Guest Column: VP sanctions violate US, SGA Constitutions
Students have rightly expressed their outrage over Student Government Association Vice President Rohini Sethi’s comment on Facebook. It displayed a disregard for the societal issues giving rise to the disproportionate number of African-Americans being killed by police officers.
As the French philosopher Voltaire has famously said, however, “I detest what you write, but I would give my life to make it possible for you to continue to write.”
This fundamental understanding of the right to express is one of the underpinnings of our great republic: All opinions, particularly unpopular ones, have some value and can contribute to the marketplace of ideas.
It is one of the primary reasons our Founding Fathers adopted the First Amendment as the most paramount of rights. I believe it is apparent that Sethi’s constitutional right to freedom of speech under the First Amendment has been violated.
The argument that the First Amendment doesn’t apply in this situation because the Student Government Association is not a governmental entity ignores case law. The Eleventh Circuit U.S. Court of Appeals found that student governments of state universities are, in fact, state actors for the purpose of both the First and Fourteenth Amendments in Alabama Student Party v. Student Government Association of the University of Alabama.
When I served as Speaker of the Senate during the 41st Administration, I worked on a committee which proposed integrating all rights contained in the U.S. and Texas Constitutions into the SGA Constitution. Today, that provision exists as Section 2.01 of the SGA Constitution.
This leaves us with whether the sanctions themselves infringed on Sethi’s right to free speech. Some have argued that, as an elected official in SGA, Sethi has an obligation to refrain from making statements that would reflect badly on or in any way interfere with the work of the organization. Not true.
Sethi does not waive her constitutional rights upon taking the oath of office. If she stood up in the middle of an SGA meeting and started disrupting it with offensive statements — yes, she could’ve been punished.
Her offending statement in this case, nevertheless, was made on her personal Facebook.
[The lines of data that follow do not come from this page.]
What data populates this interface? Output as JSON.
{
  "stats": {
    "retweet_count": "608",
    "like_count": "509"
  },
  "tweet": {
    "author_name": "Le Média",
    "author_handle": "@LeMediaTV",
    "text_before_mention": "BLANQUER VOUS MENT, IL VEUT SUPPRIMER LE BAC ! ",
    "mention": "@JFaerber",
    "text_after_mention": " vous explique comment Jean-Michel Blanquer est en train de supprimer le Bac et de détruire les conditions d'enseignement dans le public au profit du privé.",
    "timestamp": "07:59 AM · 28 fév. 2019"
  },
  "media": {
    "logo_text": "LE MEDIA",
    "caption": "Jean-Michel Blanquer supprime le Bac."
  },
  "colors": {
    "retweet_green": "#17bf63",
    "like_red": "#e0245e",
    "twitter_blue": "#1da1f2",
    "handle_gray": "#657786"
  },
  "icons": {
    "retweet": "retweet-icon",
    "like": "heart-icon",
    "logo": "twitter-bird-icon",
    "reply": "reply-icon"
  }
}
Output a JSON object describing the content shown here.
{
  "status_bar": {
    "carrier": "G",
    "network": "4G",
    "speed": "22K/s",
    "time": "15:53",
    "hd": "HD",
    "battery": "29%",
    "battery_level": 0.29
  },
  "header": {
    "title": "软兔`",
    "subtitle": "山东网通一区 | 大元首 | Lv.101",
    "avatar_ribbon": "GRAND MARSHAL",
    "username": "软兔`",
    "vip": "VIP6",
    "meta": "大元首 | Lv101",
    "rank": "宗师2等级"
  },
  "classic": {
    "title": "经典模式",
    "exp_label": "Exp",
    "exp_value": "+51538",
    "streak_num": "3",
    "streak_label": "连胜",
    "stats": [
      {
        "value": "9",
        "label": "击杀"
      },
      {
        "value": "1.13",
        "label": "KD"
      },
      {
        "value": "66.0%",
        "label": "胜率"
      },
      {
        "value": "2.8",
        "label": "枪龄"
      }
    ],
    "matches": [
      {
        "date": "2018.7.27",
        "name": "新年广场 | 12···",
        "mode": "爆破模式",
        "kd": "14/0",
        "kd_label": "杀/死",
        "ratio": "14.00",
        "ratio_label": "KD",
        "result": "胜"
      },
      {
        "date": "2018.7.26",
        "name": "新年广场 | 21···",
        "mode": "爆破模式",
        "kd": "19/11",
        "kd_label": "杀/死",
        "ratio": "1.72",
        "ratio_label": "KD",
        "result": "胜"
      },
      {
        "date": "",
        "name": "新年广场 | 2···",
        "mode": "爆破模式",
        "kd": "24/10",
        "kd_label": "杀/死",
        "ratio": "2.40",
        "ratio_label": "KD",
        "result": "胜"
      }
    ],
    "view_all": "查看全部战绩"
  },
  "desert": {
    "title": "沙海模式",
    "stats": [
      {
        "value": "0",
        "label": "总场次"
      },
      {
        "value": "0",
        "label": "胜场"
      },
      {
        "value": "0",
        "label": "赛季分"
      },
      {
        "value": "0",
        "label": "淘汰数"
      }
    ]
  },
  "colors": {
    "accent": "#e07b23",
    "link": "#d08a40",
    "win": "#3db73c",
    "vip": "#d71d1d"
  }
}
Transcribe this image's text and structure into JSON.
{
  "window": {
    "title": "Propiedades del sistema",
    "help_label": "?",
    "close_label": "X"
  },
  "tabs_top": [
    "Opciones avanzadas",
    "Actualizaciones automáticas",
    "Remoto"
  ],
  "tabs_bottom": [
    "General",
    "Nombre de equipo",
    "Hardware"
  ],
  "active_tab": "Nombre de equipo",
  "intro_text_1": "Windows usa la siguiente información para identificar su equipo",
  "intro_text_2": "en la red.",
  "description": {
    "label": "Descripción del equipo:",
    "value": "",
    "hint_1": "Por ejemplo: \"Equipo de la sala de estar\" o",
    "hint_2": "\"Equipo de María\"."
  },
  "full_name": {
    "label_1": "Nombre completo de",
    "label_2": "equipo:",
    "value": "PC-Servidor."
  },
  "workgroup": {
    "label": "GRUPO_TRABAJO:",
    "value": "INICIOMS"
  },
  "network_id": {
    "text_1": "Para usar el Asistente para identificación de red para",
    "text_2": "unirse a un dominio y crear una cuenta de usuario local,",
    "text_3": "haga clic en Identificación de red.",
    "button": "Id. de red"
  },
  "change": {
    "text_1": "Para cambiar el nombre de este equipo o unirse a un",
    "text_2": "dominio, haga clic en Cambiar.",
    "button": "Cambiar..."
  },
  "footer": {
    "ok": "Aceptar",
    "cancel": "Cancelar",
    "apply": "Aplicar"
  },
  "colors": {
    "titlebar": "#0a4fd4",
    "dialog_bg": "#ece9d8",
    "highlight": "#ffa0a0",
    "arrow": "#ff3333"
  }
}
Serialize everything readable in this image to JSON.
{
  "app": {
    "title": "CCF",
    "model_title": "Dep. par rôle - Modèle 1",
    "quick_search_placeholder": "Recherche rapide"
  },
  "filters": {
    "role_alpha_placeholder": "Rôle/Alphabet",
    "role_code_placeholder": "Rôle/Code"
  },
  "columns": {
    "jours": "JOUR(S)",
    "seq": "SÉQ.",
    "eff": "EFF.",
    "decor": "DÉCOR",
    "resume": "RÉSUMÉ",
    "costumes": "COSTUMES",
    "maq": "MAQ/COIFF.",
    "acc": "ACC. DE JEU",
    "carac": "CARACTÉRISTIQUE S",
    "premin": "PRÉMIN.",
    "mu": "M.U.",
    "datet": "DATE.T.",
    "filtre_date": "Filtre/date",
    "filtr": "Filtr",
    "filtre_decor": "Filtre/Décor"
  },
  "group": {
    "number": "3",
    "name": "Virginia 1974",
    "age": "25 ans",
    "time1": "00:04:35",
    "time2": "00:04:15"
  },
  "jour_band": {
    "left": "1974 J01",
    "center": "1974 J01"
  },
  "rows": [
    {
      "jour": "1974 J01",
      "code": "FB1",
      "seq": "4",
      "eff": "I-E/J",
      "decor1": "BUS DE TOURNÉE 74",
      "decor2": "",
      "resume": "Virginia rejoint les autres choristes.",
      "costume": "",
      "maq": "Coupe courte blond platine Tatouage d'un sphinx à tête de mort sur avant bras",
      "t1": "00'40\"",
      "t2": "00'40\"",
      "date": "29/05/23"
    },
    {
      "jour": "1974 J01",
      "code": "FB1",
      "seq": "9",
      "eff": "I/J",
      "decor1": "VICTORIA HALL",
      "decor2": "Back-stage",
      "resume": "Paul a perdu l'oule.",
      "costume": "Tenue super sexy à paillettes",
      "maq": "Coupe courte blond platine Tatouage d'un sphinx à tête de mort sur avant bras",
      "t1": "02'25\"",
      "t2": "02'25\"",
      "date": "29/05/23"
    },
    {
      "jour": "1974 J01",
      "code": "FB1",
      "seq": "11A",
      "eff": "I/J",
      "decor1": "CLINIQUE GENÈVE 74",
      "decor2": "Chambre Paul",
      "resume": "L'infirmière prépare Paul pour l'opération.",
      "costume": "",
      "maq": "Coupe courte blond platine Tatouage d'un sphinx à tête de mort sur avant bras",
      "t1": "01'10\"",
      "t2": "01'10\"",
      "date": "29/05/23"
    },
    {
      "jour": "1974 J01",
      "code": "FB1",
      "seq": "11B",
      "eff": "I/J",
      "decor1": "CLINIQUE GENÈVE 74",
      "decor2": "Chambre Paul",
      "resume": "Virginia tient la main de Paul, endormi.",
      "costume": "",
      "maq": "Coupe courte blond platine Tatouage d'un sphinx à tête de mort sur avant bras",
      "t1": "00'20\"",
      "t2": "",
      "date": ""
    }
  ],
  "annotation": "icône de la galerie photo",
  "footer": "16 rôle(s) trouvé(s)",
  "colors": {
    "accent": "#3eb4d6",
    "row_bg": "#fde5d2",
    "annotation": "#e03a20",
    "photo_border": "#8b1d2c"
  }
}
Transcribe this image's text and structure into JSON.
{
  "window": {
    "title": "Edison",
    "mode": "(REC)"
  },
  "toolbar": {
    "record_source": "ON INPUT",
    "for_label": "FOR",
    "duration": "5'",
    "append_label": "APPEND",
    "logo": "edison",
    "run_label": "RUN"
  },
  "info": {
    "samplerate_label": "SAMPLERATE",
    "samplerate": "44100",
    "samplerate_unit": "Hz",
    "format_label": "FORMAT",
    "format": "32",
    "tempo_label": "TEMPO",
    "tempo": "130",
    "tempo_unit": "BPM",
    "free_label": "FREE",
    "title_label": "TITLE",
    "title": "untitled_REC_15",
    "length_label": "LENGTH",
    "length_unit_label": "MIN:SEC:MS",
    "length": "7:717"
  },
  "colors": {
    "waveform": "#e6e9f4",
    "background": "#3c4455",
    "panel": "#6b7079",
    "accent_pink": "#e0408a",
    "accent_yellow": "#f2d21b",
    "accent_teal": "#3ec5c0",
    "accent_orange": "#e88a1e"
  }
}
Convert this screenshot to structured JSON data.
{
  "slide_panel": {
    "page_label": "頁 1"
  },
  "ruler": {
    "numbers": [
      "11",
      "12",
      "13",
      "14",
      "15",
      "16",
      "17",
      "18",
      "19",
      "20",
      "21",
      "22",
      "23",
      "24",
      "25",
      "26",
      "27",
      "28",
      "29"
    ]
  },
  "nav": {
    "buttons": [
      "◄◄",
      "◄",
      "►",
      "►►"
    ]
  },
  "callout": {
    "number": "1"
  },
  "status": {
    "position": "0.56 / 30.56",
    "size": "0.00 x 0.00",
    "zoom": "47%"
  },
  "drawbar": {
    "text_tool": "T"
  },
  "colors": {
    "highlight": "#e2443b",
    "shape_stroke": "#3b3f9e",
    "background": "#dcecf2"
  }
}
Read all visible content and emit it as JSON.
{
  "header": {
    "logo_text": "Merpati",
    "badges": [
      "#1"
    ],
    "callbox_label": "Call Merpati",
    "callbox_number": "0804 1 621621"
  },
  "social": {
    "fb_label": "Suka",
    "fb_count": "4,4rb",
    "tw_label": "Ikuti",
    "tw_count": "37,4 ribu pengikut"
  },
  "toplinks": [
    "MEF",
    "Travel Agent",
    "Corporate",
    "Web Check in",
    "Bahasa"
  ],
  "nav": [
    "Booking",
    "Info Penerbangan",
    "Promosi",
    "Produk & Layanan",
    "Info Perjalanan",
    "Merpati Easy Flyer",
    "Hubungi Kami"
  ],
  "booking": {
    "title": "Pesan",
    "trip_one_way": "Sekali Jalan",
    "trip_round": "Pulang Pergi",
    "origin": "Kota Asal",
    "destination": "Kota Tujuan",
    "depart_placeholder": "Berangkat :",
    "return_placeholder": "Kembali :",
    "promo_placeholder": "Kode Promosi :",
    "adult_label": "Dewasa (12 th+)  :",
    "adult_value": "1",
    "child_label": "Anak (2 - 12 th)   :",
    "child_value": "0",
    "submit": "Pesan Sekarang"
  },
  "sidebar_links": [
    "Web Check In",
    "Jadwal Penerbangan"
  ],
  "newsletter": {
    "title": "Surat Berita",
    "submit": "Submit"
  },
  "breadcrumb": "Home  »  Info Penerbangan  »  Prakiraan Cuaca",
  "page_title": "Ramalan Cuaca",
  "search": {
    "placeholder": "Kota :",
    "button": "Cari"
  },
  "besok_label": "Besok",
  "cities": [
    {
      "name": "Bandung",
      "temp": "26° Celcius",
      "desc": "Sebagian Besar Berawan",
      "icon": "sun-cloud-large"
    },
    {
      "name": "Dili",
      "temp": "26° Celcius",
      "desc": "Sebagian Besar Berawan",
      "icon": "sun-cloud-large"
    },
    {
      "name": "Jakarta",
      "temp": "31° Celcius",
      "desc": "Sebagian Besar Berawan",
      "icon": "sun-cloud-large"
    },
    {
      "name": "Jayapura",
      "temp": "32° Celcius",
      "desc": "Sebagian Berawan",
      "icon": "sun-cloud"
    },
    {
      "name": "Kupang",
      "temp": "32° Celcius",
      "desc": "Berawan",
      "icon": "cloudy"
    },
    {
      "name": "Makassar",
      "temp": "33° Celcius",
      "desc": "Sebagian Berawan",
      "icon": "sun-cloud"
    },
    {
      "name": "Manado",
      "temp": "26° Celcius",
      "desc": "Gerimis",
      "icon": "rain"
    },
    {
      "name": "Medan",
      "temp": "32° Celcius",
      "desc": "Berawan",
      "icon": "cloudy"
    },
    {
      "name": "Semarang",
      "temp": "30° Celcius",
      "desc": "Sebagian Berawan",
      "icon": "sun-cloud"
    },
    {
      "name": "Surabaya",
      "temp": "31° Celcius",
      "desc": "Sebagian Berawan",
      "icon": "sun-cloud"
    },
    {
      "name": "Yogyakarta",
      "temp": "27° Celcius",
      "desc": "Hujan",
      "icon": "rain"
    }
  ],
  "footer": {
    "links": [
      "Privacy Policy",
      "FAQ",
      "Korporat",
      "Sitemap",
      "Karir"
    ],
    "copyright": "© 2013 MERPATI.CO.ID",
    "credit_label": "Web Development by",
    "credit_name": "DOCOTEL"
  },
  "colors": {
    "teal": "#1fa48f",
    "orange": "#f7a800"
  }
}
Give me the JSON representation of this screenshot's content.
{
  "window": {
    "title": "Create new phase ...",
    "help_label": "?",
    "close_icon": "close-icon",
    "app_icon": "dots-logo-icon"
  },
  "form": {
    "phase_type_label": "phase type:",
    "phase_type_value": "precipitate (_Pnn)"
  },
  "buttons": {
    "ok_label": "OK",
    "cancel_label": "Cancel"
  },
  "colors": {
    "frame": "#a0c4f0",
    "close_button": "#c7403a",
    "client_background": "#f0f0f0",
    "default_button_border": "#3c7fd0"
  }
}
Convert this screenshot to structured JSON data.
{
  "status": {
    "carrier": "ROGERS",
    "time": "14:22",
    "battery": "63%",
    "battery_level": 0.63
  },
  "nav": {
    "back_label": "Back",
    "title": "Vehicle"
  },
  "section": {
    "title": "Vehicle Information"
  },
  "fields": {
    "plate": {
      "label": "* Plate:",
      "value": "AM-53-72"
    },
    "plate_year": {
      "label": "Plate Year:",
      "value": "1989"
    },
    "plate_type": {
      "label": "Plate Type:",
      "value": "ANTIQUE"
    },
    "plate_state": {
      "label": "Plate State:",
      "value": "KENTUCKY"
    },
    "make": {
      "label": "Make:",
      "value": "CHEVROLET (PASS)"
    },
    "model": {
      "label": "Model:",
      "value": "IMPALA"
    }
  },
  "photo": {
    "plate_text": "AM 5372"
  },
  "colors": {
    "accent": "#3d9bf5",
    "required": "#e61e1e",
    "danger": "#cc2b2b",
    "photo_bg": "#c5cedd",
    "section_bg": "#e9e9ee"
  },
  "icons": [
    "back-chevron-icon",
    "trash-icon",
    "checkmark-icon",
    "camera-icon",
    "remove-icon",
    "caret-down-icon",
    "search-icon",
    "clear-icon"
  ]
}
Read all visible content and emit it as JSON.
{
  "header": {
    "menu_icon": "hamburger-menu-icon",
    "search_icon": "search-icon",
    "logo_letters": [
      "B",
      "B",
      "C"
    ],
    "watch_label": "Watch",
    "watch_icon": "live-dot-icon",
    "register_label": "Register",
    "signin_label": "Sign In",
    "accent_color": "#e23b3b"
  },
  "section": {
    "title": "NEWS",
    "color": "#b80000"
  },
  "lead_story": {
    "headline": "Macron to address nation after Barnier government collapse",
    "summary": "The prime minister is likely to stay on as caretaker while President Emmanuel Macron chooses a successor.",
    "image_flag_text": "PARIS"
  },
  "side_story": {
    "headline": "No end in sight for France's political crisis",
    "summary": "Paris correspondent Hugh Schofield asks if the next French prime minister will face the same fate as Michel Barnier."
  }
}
It did not in any way invoke SGA or even involve an issue concerning SGA. It was purely political speech, and such speech is highly protected under the U.S. Constitution.
What is even more concerning to me as an attorney is that the SGA Senate decided to pass a bill creating a one-time ability for SGA President Shane Smith to sanction Sethi.
In essence, the SGA Senate passed what is called a “bill of attainder,” which were used for abusive purposes by the British Parliament in the 18th century. Our Founding Fathers then prohibited them in Article I, Section 9 of the U.S. Constitution.
For the SGA, however, the greater worry here is the violation of the separation of powers contained within the SGA Constitution. Only the judicial branch is given the power to adjudicate disputes such as these, and giving the SGA President the power to punish a fellow member of the executive Branch creates an extraordinarily dangerous precedent.
It also undermines the due process afforded to someone in a trial.
One does not need to agree with what Sethi said to be concerned about a violation of her rights.
While the rest of SGA may find it difficult, politically, to handle this situation by balancing the concerns of students and Sethi’s rights, this is precisely the sort of situation where the preservation of a person’s rights are most important.
Bobby L. Warren is a licensed attorney-at-law and an alumnus from the UH Law Center Class of 2005. He can be reached at [email protected].